Some of the mindset behind ESB-type middleware is the desire to do everything in Java or C++. Many developers just want to write some code and plug it into a magical framework that transparently handles all the distribution, persistence, security, transactions, and reliability underneath. Chuckle. Underlying frameworks just grow and grow as they try to provide all this, and so they develop more bugs, more inconsistencies, more special cases, less flexibility, and less reliability as time goes on, not to mention foisting on the unwary the XML configuration hell that Patrick alluded to.

Eventually, these mono-language programmers end up completely incapable of addressing a problem unless they can see how to implement it in their One True Language™. Too many programmers I’ve encountered over the decades know only a single programming language, with many of them even lacking in that one language. They therefore tend to settle into areas that let them use that language no matter what, all day, every day, even if it means writing hundreds of lines of code that could easily be replaced by just a few lines of a language better suited to the problem.

Another mindset behind the ESB is that of the enterprise architect. Large enterprises believe they can save themselves a lot of money and trouble if they can just get the whole enterprise to agree on a single integration architecture. Unfortunately, that’s pretty much impossible because of autonomous divisions independently building/buying and deploying different solutions, because of acquisitions and mergers that bring in different technologies and tools, and because of legacy systems that never seem to go away. The ESB appeals to such architects because it’s touted as being so flexible that it can accommodate everything in the enterprise and then some. This flexibility allows the architect to mandate it as “the standard,” and then proceed to beat up the ESB vendor to add this and that, while also beating up teams within the enterprise to use the ESB for everything whether it really fits or not. The ESB becomes like one of those tools you see on late-night TV, where it’s a screwdriver and a hammer and a wrench and fishing reel and a paint brush, and plus you can flip it over and it can make you a grilled cheese sandwich. Of course, such tools always end up not doing any of those things particularly well.

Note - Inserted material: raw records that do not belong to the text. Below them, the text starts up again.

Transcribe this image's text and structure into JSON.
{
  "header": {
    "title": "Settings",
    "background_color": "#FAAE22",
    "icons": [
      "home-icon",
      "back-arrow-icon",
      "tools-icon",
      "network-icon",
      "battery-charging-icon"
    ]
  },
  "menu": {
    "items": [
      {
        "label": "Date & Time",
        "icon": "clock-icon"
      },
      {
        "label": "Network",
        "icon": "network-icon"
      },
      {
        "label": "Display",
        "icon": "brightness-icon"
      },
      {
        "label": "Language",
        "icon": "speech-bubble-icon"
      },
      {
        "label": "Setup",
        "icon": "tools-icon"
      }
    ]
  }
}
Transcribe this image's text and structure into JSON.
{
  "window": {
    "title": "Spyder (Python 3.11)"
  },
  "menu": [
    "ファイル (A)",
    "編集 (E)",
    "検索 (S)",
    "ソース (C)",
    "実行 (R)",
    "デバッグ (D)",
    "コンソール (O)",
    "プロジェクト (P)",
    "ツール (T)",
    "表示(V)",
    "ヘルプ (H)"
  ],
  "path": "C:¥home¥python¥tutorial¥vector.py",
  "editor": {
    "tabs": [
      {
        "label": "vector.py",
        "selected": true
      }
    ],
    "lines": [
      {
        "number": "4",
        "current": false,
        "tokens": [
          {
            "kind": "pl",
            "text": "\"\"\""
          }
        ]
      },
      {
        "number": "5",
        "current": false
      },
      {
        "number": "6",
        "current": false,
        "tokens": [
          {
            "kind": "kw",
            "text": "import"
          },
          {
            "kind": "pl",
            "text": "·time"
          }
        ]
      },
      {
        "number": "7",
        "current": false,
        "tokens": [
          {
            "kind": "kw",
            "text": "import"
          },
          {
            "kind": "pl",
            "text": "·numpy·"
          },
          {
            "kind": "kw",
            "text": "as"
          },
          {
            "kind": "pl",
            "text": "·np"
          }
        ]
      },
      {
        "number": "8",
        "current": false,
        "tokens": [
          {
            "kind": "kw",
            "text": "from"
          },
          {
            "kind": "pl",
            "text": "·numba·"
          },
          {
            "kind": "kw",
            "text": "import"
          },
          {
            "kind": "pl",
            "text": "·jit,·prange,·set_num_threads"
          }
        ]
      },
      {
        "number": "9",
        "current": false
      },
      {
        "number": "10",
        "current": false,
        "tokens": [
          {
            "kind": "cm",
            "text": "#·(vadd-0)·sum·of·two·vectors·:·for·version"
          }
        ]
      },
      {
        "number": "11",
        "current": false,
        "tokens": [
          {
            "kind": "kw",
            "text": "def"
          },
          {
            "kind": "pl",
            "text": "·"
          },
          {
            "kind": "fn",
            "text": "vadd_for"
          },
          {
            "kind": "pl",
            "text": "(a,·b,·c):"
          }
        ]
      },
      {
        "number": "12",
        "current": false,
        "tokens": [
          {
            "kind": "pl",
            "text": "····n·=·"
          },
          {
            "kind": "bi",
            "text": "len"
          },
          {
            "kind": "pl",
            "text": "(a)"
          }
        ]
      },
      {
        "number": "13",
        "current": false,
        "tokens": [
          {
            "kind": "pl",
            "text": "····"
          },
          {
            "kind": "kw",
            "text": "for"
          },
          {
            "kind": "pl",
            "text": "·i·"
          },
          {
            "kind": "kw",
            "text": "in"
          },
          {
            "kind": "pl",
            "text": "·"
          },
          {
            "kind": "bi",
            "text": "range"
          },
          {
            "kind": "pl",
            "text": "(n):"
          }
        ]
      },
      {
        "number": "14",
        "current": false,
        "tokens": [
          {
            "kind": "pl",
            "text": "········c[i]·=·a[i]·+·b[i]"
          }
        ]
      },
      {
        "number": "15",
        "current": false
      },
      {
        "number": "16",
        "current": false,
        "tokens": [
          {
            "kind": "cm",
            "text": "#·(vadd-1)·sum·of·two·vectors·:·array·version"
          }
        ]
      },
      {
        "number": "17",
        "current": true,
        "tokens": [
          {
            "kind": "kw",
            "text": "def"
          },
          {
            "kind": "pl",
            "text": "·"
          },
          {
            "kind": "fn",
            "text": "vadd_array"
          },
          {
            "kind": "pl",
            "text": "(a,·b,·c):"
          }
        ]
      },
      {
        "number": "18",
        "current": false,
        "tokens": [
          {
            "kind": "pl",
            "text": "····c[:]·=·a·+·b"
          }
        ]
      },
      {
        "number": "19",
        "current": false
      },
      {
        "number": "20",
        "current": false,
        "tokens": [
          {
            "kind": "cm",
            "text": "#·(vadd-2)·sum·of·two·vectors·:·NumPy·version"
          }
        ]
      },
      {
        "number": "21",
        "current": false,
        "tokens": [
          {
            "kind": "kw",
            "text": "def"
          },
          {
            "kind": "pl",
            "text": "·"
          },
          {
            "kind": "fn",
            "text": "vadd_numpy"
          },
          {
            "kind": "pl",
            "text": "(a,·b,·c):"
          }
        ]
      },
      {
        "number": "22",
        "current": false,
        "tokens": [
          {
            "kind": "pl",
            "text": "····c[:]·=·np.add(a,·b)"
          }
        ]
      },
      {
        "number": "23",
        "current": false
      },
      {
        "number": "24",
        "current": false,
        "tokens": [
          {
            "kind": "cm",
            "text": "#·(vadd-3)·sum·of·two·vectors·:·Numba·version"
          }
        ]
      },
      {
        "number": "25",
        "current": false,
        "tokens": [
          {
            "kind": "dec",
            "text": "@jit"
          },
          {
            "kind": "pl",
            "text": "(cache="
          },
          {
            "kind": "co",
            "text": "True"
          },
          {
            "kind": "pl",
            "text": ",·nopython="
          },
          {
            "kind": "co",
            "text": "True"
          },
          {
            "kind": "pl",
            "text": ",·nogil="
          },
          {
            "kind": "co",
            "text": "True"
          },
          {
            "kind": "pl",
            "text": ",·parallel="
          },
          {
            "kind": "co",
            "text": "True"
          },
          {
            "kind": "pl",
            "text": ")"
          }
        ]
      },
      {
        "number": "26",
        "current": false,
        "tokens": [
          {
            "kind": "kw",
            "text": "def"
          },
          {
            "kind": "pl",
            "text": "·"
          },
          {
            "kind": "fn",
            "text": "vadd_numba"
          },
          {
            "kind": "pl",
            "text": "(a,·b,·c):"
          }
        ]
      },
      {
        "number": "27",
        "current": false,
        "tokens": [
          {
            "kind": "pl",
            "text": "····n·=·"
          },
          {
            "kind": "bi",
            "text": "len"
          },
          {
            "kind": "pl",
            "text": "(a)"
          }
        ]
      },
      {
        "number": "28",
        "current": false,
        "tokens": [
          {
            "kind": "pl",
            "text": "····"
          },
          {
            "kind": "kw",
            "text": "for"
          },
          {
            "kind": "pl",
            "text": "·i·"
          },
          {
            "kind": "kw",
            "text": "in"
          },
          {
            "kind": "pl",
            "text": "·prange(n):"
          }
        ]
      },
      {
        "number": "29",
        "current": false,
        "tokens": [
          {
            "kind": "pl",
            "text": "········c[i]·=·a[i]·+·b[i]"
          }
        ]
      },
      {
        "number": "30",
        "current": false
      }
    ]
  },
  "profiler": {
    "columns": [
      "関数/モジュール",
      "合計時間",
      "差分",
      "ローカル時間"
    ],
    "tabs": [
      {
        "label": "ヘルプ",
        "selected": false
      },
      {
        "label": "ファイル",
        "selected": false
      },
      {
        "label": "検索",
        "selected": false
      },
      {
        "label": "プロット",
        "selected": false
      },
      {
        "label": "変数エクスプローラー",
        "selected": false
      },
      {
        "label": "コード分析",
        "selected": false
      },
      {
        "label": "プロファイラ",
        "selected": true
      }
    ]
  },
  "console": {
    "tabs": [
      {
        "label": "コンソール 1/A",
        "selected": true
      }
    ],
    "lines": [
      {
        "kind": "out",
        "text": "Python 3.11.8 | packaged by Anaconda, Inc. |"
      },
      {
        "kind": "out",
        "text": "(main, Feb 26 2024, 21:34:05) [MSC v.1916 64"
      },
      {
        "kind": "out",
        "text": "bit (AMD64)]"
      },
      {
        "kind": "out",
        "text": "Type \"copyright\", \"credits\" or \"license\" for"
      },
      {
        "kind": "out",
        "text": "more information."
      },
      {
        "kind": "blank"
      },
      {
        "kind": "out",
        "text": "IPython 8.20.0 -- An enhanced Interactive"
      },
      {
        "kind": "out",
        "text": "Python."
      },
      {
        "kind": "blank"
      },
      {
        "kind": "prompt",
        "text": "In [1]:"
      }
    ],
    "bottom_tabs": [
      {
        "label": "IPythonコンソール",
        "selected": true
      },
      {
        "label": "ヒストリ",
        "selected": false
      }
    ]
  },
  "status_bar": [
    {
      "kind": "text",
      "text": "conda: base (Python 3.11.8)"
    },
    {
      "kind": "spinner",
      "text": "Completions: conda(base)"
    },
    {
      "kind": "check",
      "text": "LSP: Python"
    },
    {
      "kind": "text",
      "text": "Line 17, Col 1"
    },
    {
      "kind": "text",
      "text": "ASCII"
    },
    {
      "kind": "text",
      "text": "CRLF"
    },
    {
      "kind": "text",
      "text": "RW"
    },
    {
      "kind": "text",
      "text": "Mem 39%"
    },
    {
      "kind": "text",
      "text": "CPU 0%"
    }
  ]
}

So, why not just do things the way Patrick suggested: when faced with an integration problem, just grab the nearest dynamic language, such as Ruby or Python, grab the modules they provide that surely cover whatever protocols and formats are needed for the integration, and code it up in just a day or two? Well, ESB proponents would say that this would never do because you end up with way too many one-off solutions, while mono-compiled-language proponents would natter on pointlessly about type safety, compilers preventing errors, and performance. An assumption behind these arguments is that the integration problem being solved requires high performance, and that the solution will live for a long time. In my experience, these assumptions are rarely correct, especially the second one, since business rules change so rapidly nowadays that the integrations required to implement them change all the time as well.

Frankly, if I were an enterprise architect today, and I were genuinely concerned about development costs, agility, and extensibility, I’d be looking to solve everything I possibly could with dynamic languages and REST, and specifically the HTTP variety of REST. I’d avoid ESBs and the typical enterprise middleware frameworks unless I had a problem that really required them (see below). I’d also try to totally avoid SOAP and WS-*.

The only place I can imagine using an ESB would be if I had some legacy systems that just couldn’t be replaced, had to be made to talk to each other, and there were significant measured (as opposed to imagined) performance issues to be addressed within the integration. Under such circumstances, the right ESB could shine; I’ve seen those circumstances, and I’ve seen an ESB solve exactly that problem on a number of occasions, and solve it well. But on the whole, such scenarios don’t really arise that often.